The discipline of science cannot offer conclusions on the ultimate origins of matter.
Scientists can describe in fascinating detail what is observable within the universe. They can demonstrate purposes related to adaptability and survival in the physical world. But it is blatantly dishonest to suggest that science has proven that there is nothing beyond nature that has any relevance to what happens in nature.
This kind of suggestion is beyond the work of science.
A scientist cannot test the philosophy that the physical world is a self-contained system of impersonal natural laws without any outside involvement from a God or a Creator. Honest scientists know this — even if they fear the social and academic consequences of admitting it.
When teachers suggest, for example, that the science of evolution leads to a philosophy of naturalism, they give their students the misleading impression that the theory of evolution offers more than it’s capable of telling us. Students should be able to distinguish scientific research from philosophy.
Let’s teach our young people that a professor or author who suggests that science can prescribe truth on how the universe began has left the discipline of science and turned to philosophy or perhaps religion.
And let’s encourage Church leaders not to speak carelessly on matters of science. I’ve heard plenty of religious leaders suggest that evolution is an enemy of God that contradicts the account of creation. This is careless because it fails to distinguish the actual science of evolution from the philosophy or worldview of evolution.
Church leaders also must be careful not to make the Genesis account say more than it does. The Bible does not require belief in a certain age for the earth and the Church should not make such an issue a test of Christian orthodoxy. Church leaders are sometimes as disrespectful and condescending on these matters as atheists are about belief in God.
We need Church leaders and Science teachers to exemplify mutual respect as they help their students distinguish the fields of faith and science.
We cannot use the discipline of science to prove the philosophy of naturalism any more than we can use it to prove there is God. We must rely on other kinds of evidence for reaching the most plausible conclusion.
- Are there better reasons for faith in naturalism or for faith in theism?
- Is it more reasonable to believe in an intelligent designer or the absence of intention and design?
A growing number of scientist acknowledge the improbability that high levels of complexity found in most life forms could have resulted from chance occurrences.
The theory of intelligent design claims that empirically detectable signs of intelligence permeate the complexity of the physical universe in such a way that the most plausible and only rational conclusion is intelligent design.

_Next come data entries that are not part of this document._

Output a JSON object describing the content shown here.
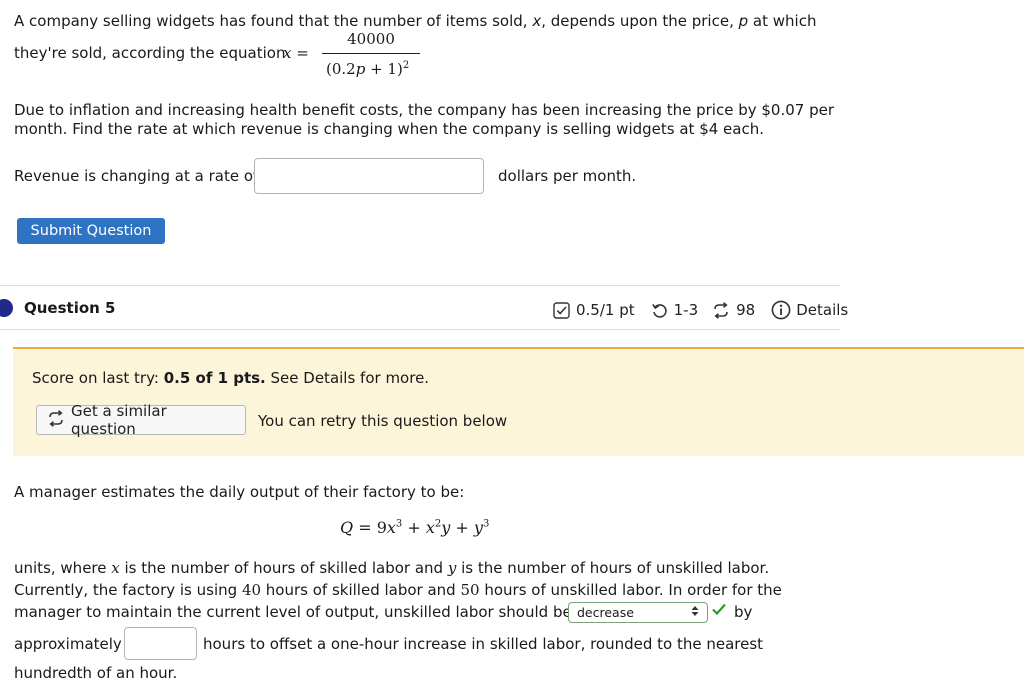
{
  "q4": {
    "intro_line1": "A company selling widgets has found that the number of items sold, x, depends upon the price, p at which",
    "intro_line2": "they're sold, according the equation",
    "equation_lhs": "x =",
    "fraction_numerator": "40000",
    "fraction_denominator": "(0.2p + 1)",
    "denominator_exponent": "2",
    "body_line1": "Due to inflation and increasing health benefit costs, the company has been increasing the price by $0.07 per",
    "body_line2": "month. Find the rate at which revenue is changing when the company is selling widgets at $4 each.",
    "answer_prefix": "Revenue is changing at a rate of",
    "answer_value": "",
    "answer_suffix": "dollars per month.",
    "submit_label": "Submit Question"
  },
  "q5": {
    "title": "Question 5",
    "score": "0.5/1 pt",
    "attempts": "1-3",
    "retries": "98",
    "details_label": "Details",
    "score_prefix": "Score on last try: ",
    "score_value": "0.5 of 1 pts.",
    "score_suffix": " See Details for more.",
    "similar_label": "Get a similar question",
    "retry_text": "You can retry this question below",
    "intro": "A manager estimates the daily output of their factory to be:",
    "equation": "Q = 9x³ + x²y + y³",
    "line1": "units, where x is the number of hours of skilled labor and y is the number of hours of unskilled labor.",
    "line2": "Currently, the factory is using 40 hours of skilled labor and 50 hours of unskilled labor. In order for the",
    "line3_prefix": "manager to maintain the current level of output, unskilled labor should be",
    "select_value": "decrease",
    "line3_suffix": "by",
    "line4_prefix": "approximately",
    "hours_value": "",
    "line4_suffix": "hours to offset a one-hour increase in skilled labor, rounded to the nearest",
    "line5": "hundredth of an hour."
  },
  "colors": {
    "button_blue": "#2f74c4",
    "panel_bg": "#fcf5d9",
    "panel_border": "#f2a93b",
    "correct_green": "#2e9a2e",
    "question_dot": "#1f2a8a"
  }
}
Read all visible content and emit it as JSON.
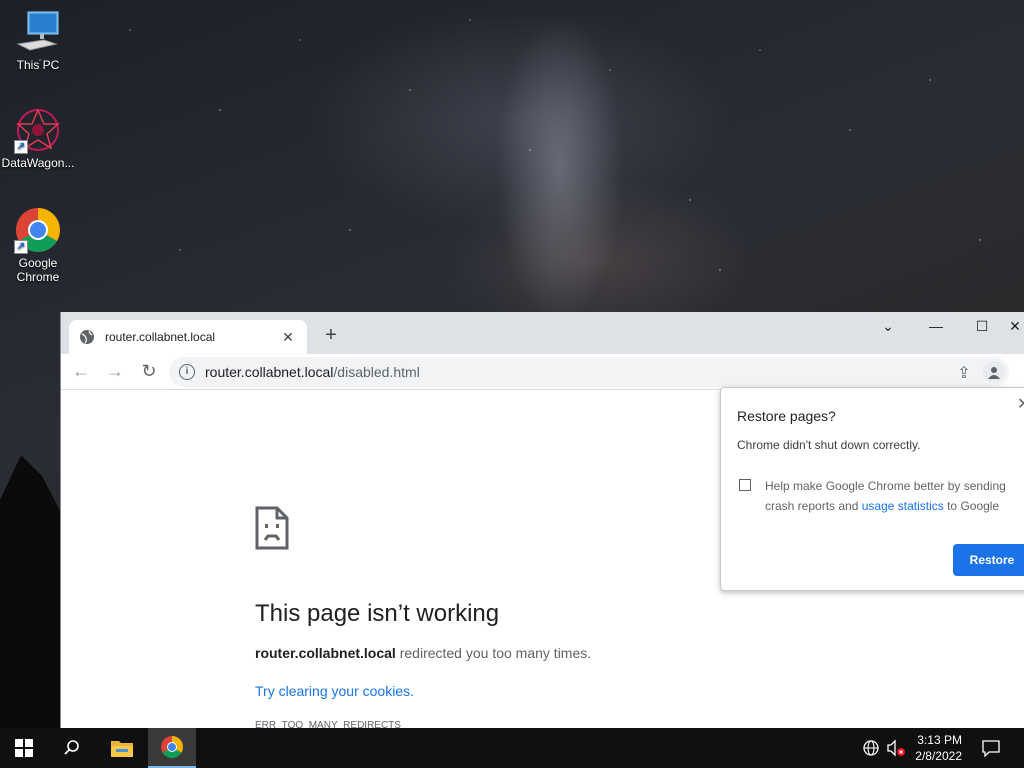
{
  "desktop": {
    "icons": [
      {
        "label": "This PC",
        "icon": "this-pc-icon"
      },
      {
        "label": "DataWagon...",
        "icon": "datawagon-icon"
      },
      {
        "label": "Google Chrome",
        "icon": "chrome-icon"
      }
    ]
  },
  "browser": {
    "tab_title": "router.collabnet.local",
    "url_host": "router.collabnet.local",
    "url_path": "/disabled.html",
    "window_controls": {
      "dropdown": "⌄",
      "minimize": "—",
      "maximize": "☐",
      "close": "✕"
    }
  },
  "error_page": {
    "title": "This page isn’t working",
    "host": "router.collabnet.local",
    "message": " redirected you too many times.",
    "link": "Try clearing your cookies.",
    "code": "ERR_TOO_MANY_REDIRECTS"
  },
  "restore_bubble": {
    "title": "Restore pages?",
    "subtitle": "Chrome didn't shut down correctly.",
    "checkbox_text_before": "Help make Google Chrome better by sending crash reports and ",
    "checkbox_link": "usage statistics",
    "checkbox_text_after": " to Google",
    "button": "Restore"
  },
  "taskbar": {
    "time": "3:13 PM",
    "date": "2/8/2022"
  },
  "colors": {
    "accent": "#1a73e8",
    "taskbar": "#101010"
  }
}
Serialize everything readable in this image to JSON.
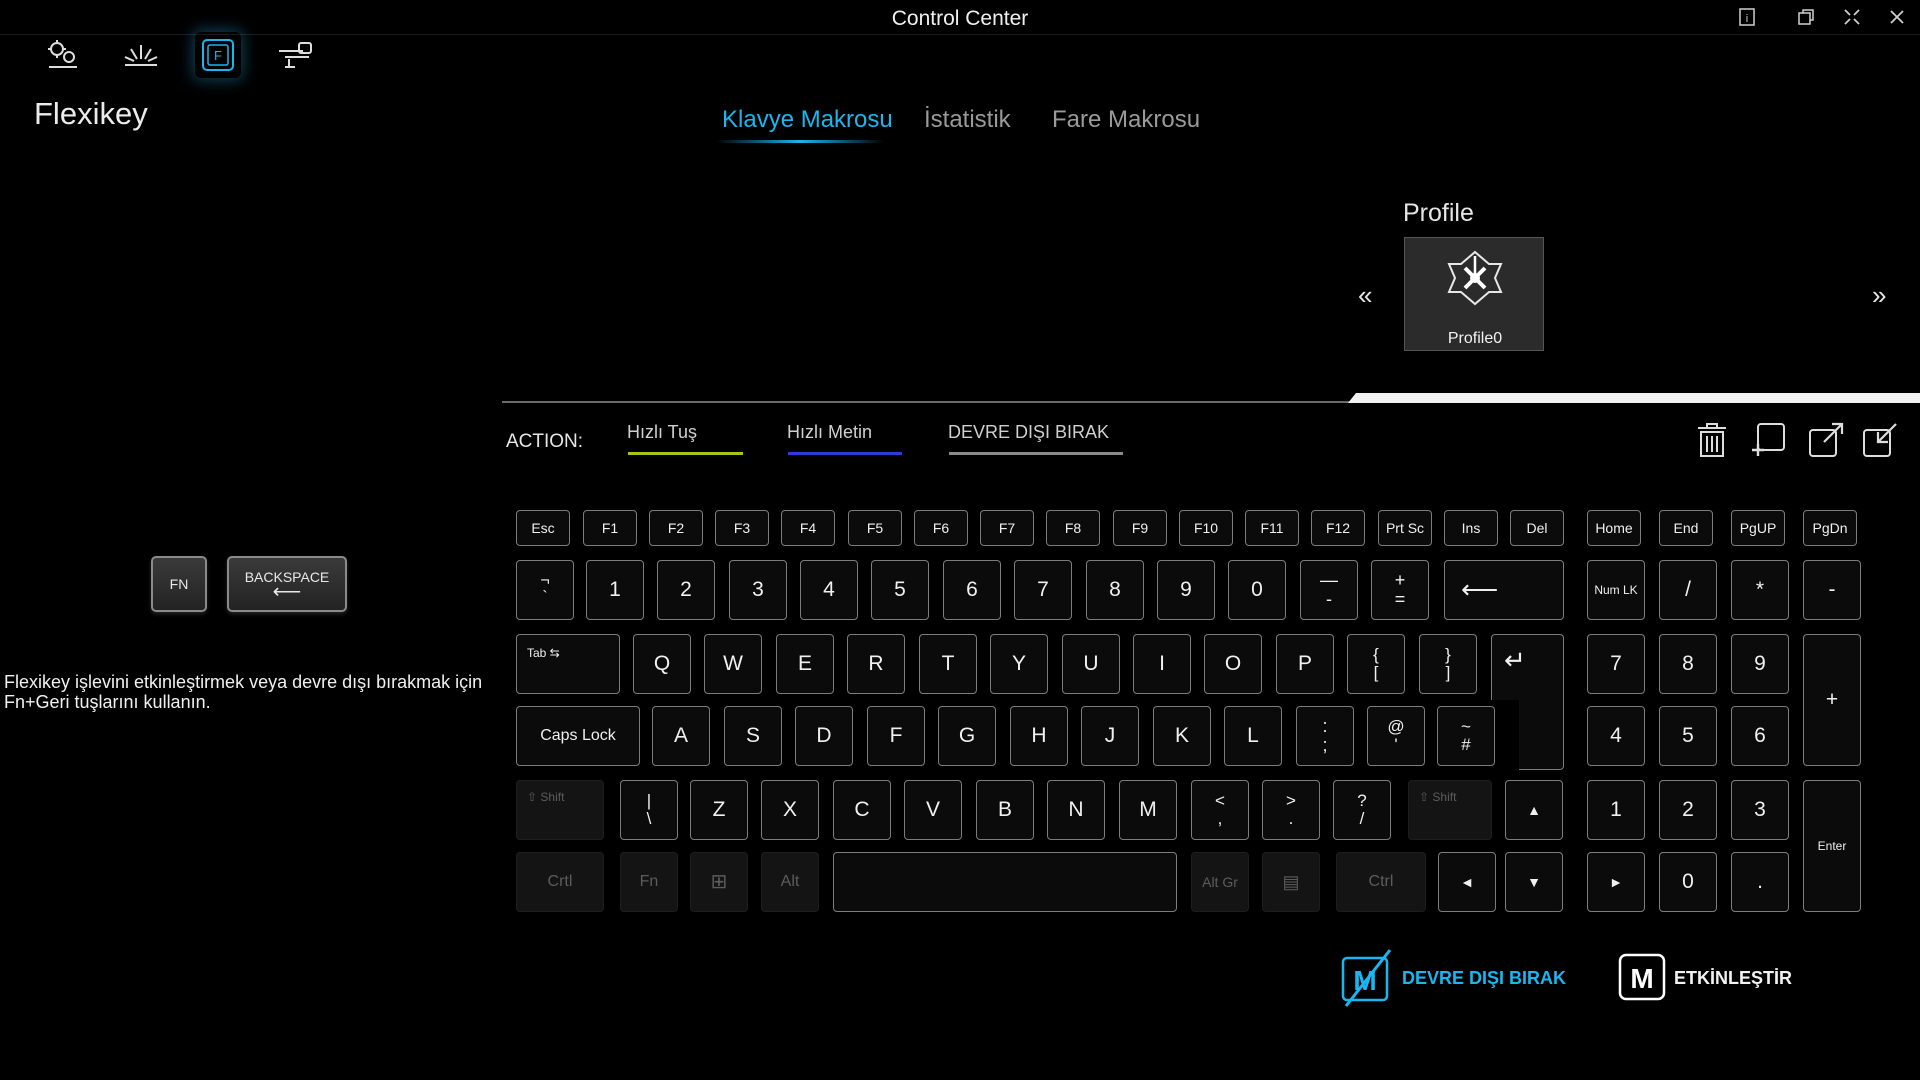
{
  "window": {
    "title": "Control Center"
  },
  "module": {
    "title": "Flexikey",
    "icons": [
      "settings-gear-icon",
      "light-rays-icon",
      "flexikey-icon",
      "network-speed-icon"
    ]
  },
  "tabs": [
    {
      "label": "Klavye Makrosu",
      "active": true
    },
    {
      "label": "İstatistik",
      "active": false
    },
    {
      "label": "Fare Makrosu",
      "active": false
    }
  ],
  "profile": {
    "label": "Profile",
    "name": "Profile0",
    "prev": "«",
    "next": "»"
  },
  "action": {
    "label": "ACTION:",
    "tabs": [
      {
        "label": "Hızlı Tuş",
        "color": "#a8c414"
      },
      {
        "label": "Hızlı Metin",
        "color": "#2f3bd6"
      },
      {
        "label": "DEVRE DIŞI BIRAK",
        "color": "#8a8a8a"
      }
    ]
  },
  "left": {
    "fn_key": "FN",
    "backspace_key": "BACKSPACE",
    "backspace_arrow": "⟵",
    "info": "Flexikey işlevini etkinleştirmek veya devre dışı bırakmak için Fn+Geri tuşlarını kullanın."
  },
  "keys": {
    "esc": "Esc",
    "f1": "F1",
    "f2": "F2",
    "f3": "F3",
    "f4": "F4",
    "f5": "F5",
    "f6": "F6",
    "f7": "F7",
    "f8": "F8",
    "f9": "F9",
    "f10": "F10",
    "f11": "F11",
    "f12": "F12",
    "prtsc": "Prt Sc",
    "ins": "Ins",
    "del": "Del",
    "home": "Home",
    "end": "End",
    "pgup": "PgUP",
    "pgdn": "PgDn",
    "grave_top": "¬",
    "grave_bottom": "`",
    "d1": "1",
    "d2": "2",
    "d3": "3",
    "d4": "4",
    "d5": "5",
    "d6": "6",
    "d7": "7",
    "d8": "8",
    "d9": "9",
    "d0": "0",
    "minus_top": "—",
    "minus_bottom": "-",
    "equal_top": "+",
    "equal_bottom": "=",
    "backspace": "⟵",
    "numlk": "Num LK",
    "np_slash": "/",
    "np_star": "*",
    "np_minus": "-",
    "tab": "Tab ⇆",
    "q": "Q",
    "w": "W",
    "e": "E",
    "r": "R",
    "t": "T",
    "y": "Y",
    "u": "U",
    "i": "I",
    "o": "O",
    "p": "P",
    "lbr_top": "{",
    "lbr_bottom": "[",
    "rbr_top": "}",
    "rbr_bottom": "]",
    "enter": "↵",
    "np7": "7",
    "np8": "8",
    "np9": "9",
    "np_plus": "+",
    "caps": "Caps Lock",
    "a": "A",
    "s": "S",
    "d": "D",
    "f": "F",
    "g": "G",
    "h": "H",
    "j": "J",
    "k": "K",
    "l": "L",
    "semi_top": ":",
    "semi_bottom": ";",
    "quote_top": "@",
    "quote_bottom": "'",
    "hash_top": "~",
    "hash_bottom": "#",
    "np4": "4",
    "np5": "5",
    "np6": "6",
    "lshift": "⇧ Shift",
    "bslash_top": "|",
    "bslash_bottom": "\\",
    "z": "Z",
    "x": "X",
    "c": "C",
    "v": "V",
    "b": "B",
    "n": "N",
    "m": "M",
    "comma_top": "<",
    "comma_bottom": ",",
    "period_top": ">",
    "period_bottom": ".",
    "slash_top": "?",
    "slash_bottom": "/",
    "rshift": "⇧ Shift",
    "up": "▲",
    "np1": "1",
    "np2": "2",
    "np3": "3",
    "np_enter": "Enter",
    "lctrl": "Crtl",
    "fn": "Fn",
    "win": "⊞",
    "alt": "Alt",
    "altgr": "Alt Gr",
    "menu": "▤",
    "rctrl": "Ctrl",
    "left": "◄",
    "down": "▼",
    "right": "►",
    "np0": "0",
    "np_dot": "."
  },
  "bottom": {
    "disable_label": "DEVRE DIŞI BIRAK",
    "disable_color": "#19b6f0",
    "enable_label": "ETKİNLEŞTİR",
    "enable_icon_letter": "M"
  }
}
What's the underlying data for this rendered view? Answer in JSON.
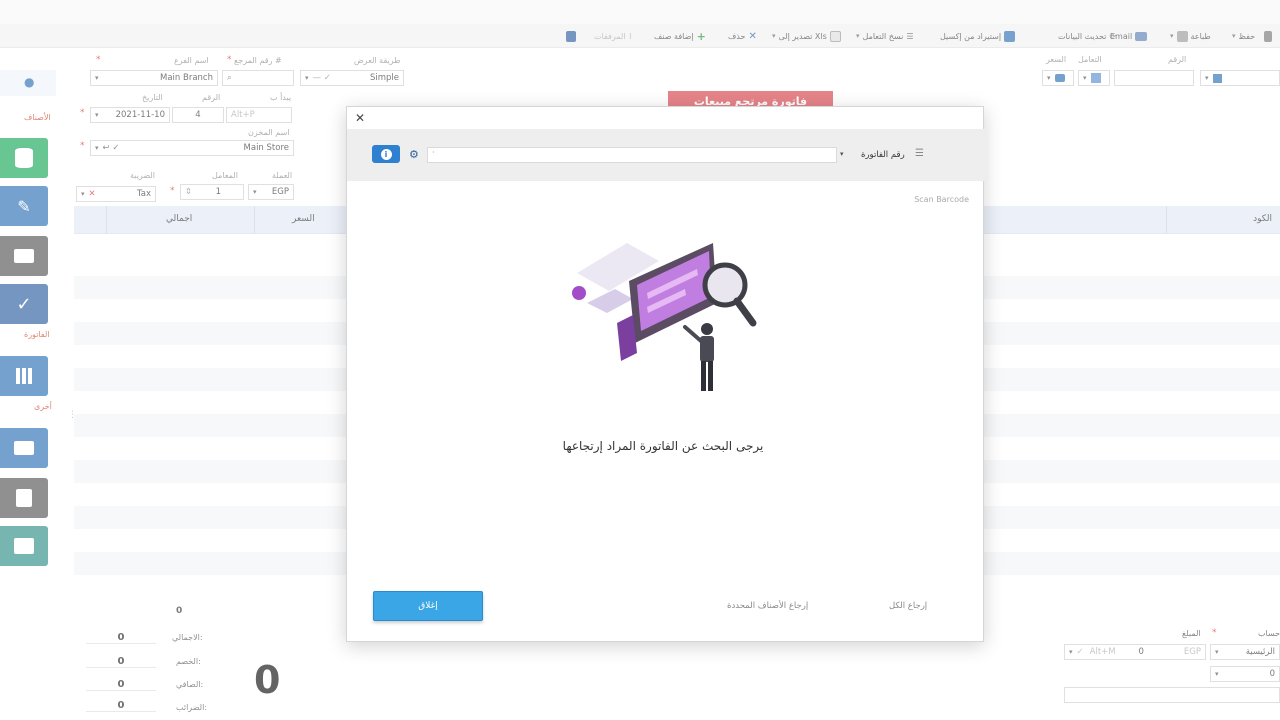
{
  "toolbar": {
    "save": "حفظ",
    "print": "طباعة",
    "email": "Email",
    "update_data": "تحديث البيانات",
    "import_excel": "إستيراد من إكسيل",
    "copy_transaction": "نسخ التعامل",
    "export_xls": "تصدير إلى Xls",
    "delete": "حذف",
    "add_item": "إضافة صنف",
    "attachments": "المرفقات"
  },
  "header": {
    "number_label": "الرقم",
    "dealer_label": "التعامل",
    "price_label": "السعر",
    "display_method_label": "طريقة العرض",
    "display_method_value": "Simple",
    "reference_number_label": "رقم المرجع #",
    "branch_name_label": "اسم الفرع",
    "branch_name_value": "Main Branch",
    "starts_with_label": "يبدأ ب",
    "number2_label": "الرقم",
    "number2_value": "4",
    "number_placeholder": "Alt+P",
    "date_label": "التاريخ",
    "date_value": "2021-11-10",
    "store_name_label": "اسم المخزن",
    "store_name_value": "Main Store",
    "currency_label": "العملة",
    "currency_value": "EGP",
    "rate_label": "المعامل",
    "rate_value": "1",
    "tax_label": "الضريبة",
    "tax_value": "Tax",
    "banner_text": "فاتورة مرتجع مبيعات"
  },
  "sidebar": {
    "items_section": "الأصناف",
    "invoice_section": "الفاتورة",
    "other_section": "أخرى",
    "colors": {
      "green": "#17a85a",
      "blue": "#2b6fb5",
      "dark": "#3a3a3a"
    }
  },
  "grid": {
    "col_code": "الكود",
    "col_price": "السعر",
    "col_total": "اجمالي"
  },
  "totals": {
    "count_value": "0",
    "total_label": "الاجمالي:",
    "total_value": "0",
    "discount_label": "الخصم:",
    "discount_value": "0",
    "net_label": "الصافي:",
    "net_value": "0",
    "tax_label": "الضرائب:",
    "tax_value": "0",
    "big_value": "0"
  },
  "payment": {
    "account_label": "حساب",
    "amount_label": "المبلغ",
    "account_value": "الرئيسية",
    "currency": "EGP",
    "amount_value": "0",
    "amount_placeholder": "Alt+M",
    "second_value": "0"
  },
  "modal": {
    "search_field_label": "رقم الفاتورة",
    "scan_barcode": "Scan Barcode",
    "message": "يرجى البحث عن الفاتورة المراد إرتجاعها",
    "ok_button": "إغلاق",
    "return_selected": "إرجاع الأصناف المحددة",
    "return_all": "إرجاع الكل"
  }
}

Honest research should always be based on following the evidence wherever it leads. Unfortunately, in the academy, much of what passes for science is driven by an applied (and politically required) philosophy of materialism. This philosophy only allows the assumption that in the beginning were particles and impersonal natural laws. It rules out any question of intelligent design no matter what the evidence indicates.